**PROBLEM TO SOLVE**
Without the pictures, print each of the records below exactly as it appears.

**PROVIDED MATERIAL**
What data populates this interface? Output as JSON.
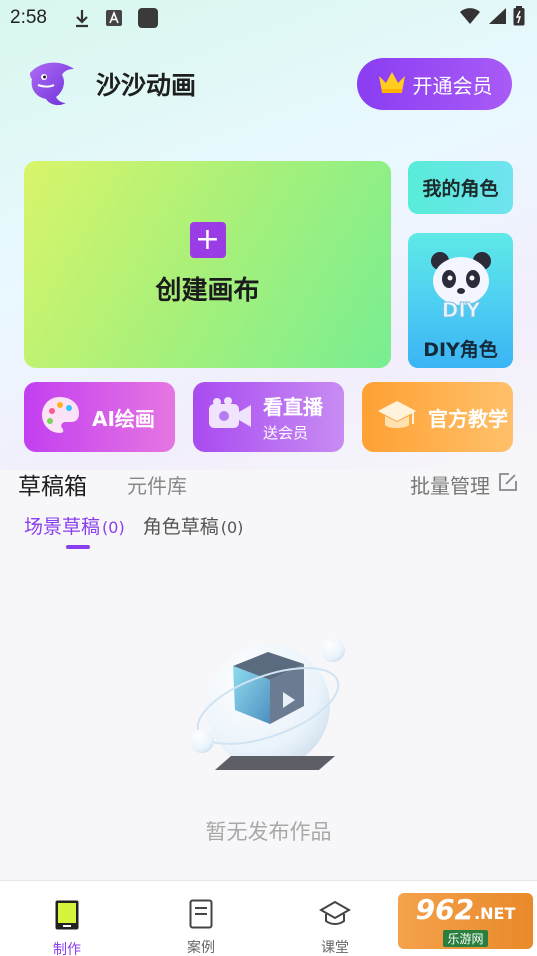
{
  "status_bar": {
    "time": "2:58",
    "icons": [
      "download-icon",
      "text-a-icon",
      "app-square-icon",
      "wifi-icon",
      "signal-icon",
      "battery-icon"
    ]
  },
  "header": {
    "app_title": "沙沙动画",
    "vip_button_label": "开通会员"
  },
  "cards": {
    "create_label": "创建画布",
    "my_role_label": "我的角色",
    "diy_role_label": "DIY角色"
  },
  "quick_actions": {
    "ai_drawing": "AI绘画",
    "live_title": "看直播",
    "live_sub": "送会员",
    "tutorial": "官方教学"
  },
  "tabs": {
    "drafts": "草稿箱",
    "components": "元件库",
    "batch_manage": "批量管理"
  },
  "subtabs": {
    "scene_drafts": "场景草稿",
    "scene_count": "(0)",
    "role_drafts": "角色草稿",
    "role_count": "(0)"
  },
  "empty_state": {
    "message": "暂无发布作品"
  },
  "bottom_nav": {
    "make": "制作",
    "cases": "案例",
    "class": "课堂"
  },
  "watermark": {
    "top": "962",
    "net": ".NET",
    "bottom": "乐游网"
  },
  "colors": {
    "accent_purple": "#8b3df0",
    "create_green": "#a7f07a",
    "teal": "#58ecd8",
    "orange": "#ffa133"
  }
}
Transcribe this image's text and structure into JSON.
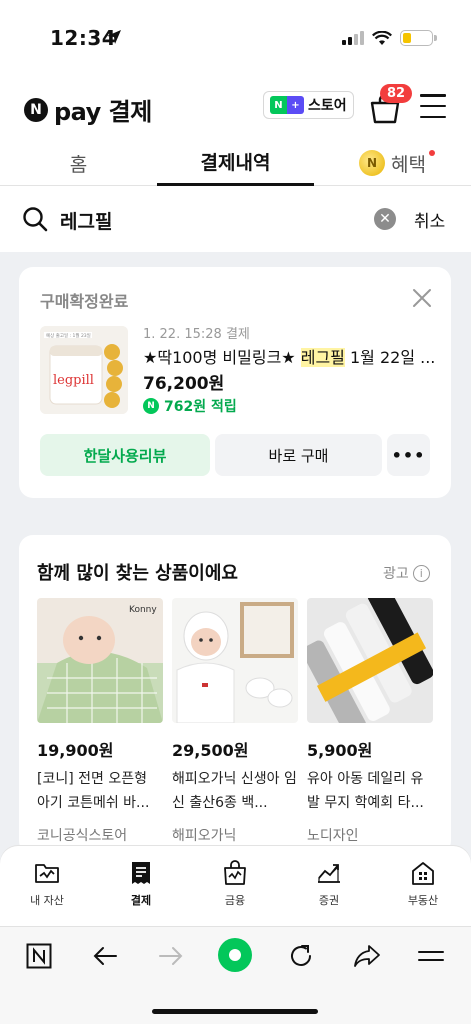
{
  "status_bar": {
    "time": "12:34"
  },
  "header": {
    "logo_letter": "N",
    "logo_text": "pay 결제",
    "store_badge_left": "N",
    "store_badge_right": "+",
    "store_label": "스토어",
    "cart_count": "82"
  },
  "tabs": [
    {
      "label": "홈"
    },
    {
      "label": "결제내역"
    },
    {
      "label": "혜택"
    }
  ],
  "search": {
    "query": "레그필",
    "cancel_label": "취소"
  },
  "order": {
    "status": "구매확정완료",
    "thumb_banner": "예상 출고일 : 1월 23일",
    "thumb_brand": "legpill",
    "date": "1. 22. 15:28 결제",
    "title_prefix": "★딱100명 비밀링크★ ",
    "title_highlight": "레그필",
    "title_suffix": " 1월 22일 ...",
    "price": "76,200원",
    "points": "762원 적립",
    "review_button": "한달사용리뷰",
    "buy_button": "바로 구매",
    "more_button": "•••"
  },
  "recommend": {
    "title": "함께 많이 찾는 상품이에요",
    "ad_label": "광고",
    "items": [
      {
        "price": "19,900원",
        "name": "[코니] 전면 오픈형 아기 코튼메쉬 바...",
        "seller": "코니공식스토어",
        "image_brand": "Konny"
      },
      {
        "price": "29,500원",
        "name": "해피오가닉 신생아 임신 출산6종 백...",
        "seller": "해피오가닉"
      },
      {
        "price": "5,900원",
        "name": "유아 아동 데일리 유발 무지 학예회 타...",
        "seller": "노디자인"
      }
    ]
  },
  "bottom_nav": [
    {
      "label": "내 자산",
      "icon": "folder-chart-icon"
    },
    {
      "label": "결제",
      "icon": "receipt-icon"
    },
    {
      "label": "금융",
      "icon": "bag-chart-icon"
    },
    {
      "label": "증권",
      "icon": "stock-chart-icon"
    },
    {
      "label": "부동산",
      "icon": "building-icon"
    }
  ],
  "colors": {
    "accent_green": "#03c75a",
    "badge_red": "#f23d3d",
    "highlight": "#fff4a3"
  }
}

**RESPONSE BELOW**
What data populates this interface? Output as JSON.
{
  "status_bar": {
    "time": "2:58",
    "icons": [
      "download-icon",
      "text-a-icon",
      "app-square-icon",
      "wifi-icon",
      "signal-icon",
      "battery-icon"
    ]
  },
  "header": {
    "app_title": "沙沙动画",
    "vip_button_label": "开通会员"
  },
  "cards": {
    "create_label": "创建画布",
    "my_role_label": "我的角色",
    "diy_role_label": "DIY角色"
  },
  "quick_actions": {
    "ai_drawing": "AI绘画",
    "live_title": "看直播",
    "live_sub": "送会员",
    "tutorial": "官方教学"
  },
  "tabs": {
    "drafts": "草稿箱",
    "components": "元件库",
    "batch_manage": "批量管理"
  },
  "subtabs": {
    "scene_drafts": "场景草稿",
    "scene_count": "(0)",
    "role_drafts": "角色草稿",
    "role_count": "(0)"
  },
  "empty_state": {
    "message": "暂无发布作品"
  },
  "bottom_nav": {
    "make": "制作",
    "cases": "案例",
    "class": "课堂"
  },
  "watermark": {
    "top": "962",
    "net": ".NET",
    "bottom": "乐游网"
  },
  "colors": {
    "accent_purple": "#8b3df0",
    "create_green": "#a7f07a",
    "teal": "#58ecd8",
    "orange": "#ffa133"
  }
}
Transcribe this image's text and structure into JSON.
{
  "status_bar": {
    "time": "12:34"
  },
  "header": {
    "logo_letter": "N",
    "logo_text": "pay 결제",
    "store_badge_left": "N",
    "store_badge_right": "+",
    "store_label": "스토어",
    "cart_count": "82"
  },
  "tabs": [
    {
      "label": "홈"
    },
    {
      "label": "결제내역"
    },
    {
      "label": "혜택"
    }
  ],
  "search": {
    "query": "레그필",
    "cancel_label": "취소"
  },
  "order": {
    "status": "구매확정완료",
    "thumb_banner": "예상 출고일 : 1월 23일",
    "thumb_brand": "legpill",
    "date": "1. 22. 15:28 결제",
    "title_prefix": "★딱100명 비밀링크★ ",
    "title_highlight": "레그필",
    "title_suffix": " 1월 22일 ...",
    "price": "76,200원",
    "points": "762원 적립",
    "review_button": "한달사용리뷰",
    "buy_button": "바로 구매",
    "more_button": "•••"
  },
  "recommend": {
    "title": "함께 많이 찾는 상품이에요",
    "ad_label": "광고",
    "items": [
      {
        "price": "19,900원",
        "name": "[코니] 전면 오픈형 아기 코튼메쉬 바...",
        "seller": "코니공식스토어",
        "image_brand": "Konny"
      },
      {
        "price": "29,500원",
        "name": "해피오가닉 신생아 임신 출산6종 백...",
        "seller": "해피오가닉"
      },
      {
        "price": "5,900원",
        "name": "유아 아동 데일리 유발 무지 학예회 타...",
        "seller": "노디자인"
      }
    ]
  },
  "bottom_nav": [
    {
      "label": "내 자산",
      "icon": "folder-chart-icon"
    },
    {
      "label": "결제",
      "icon": "receipt-icon"
    },
    {
      "label": "금융",
      "icon": "bag-chart-icon"
    },
    {
      "label": "증권",
      "icon": "stock-chart-icon"
    },
    {
      "label": "부동산",
      "icon": "building-icon"
    }
  ],
  "colors": {
    "accent_green": "#03c75a",
    "badge_red": "#f23d3d",
    "highlight": "#fff4a3"
  }
}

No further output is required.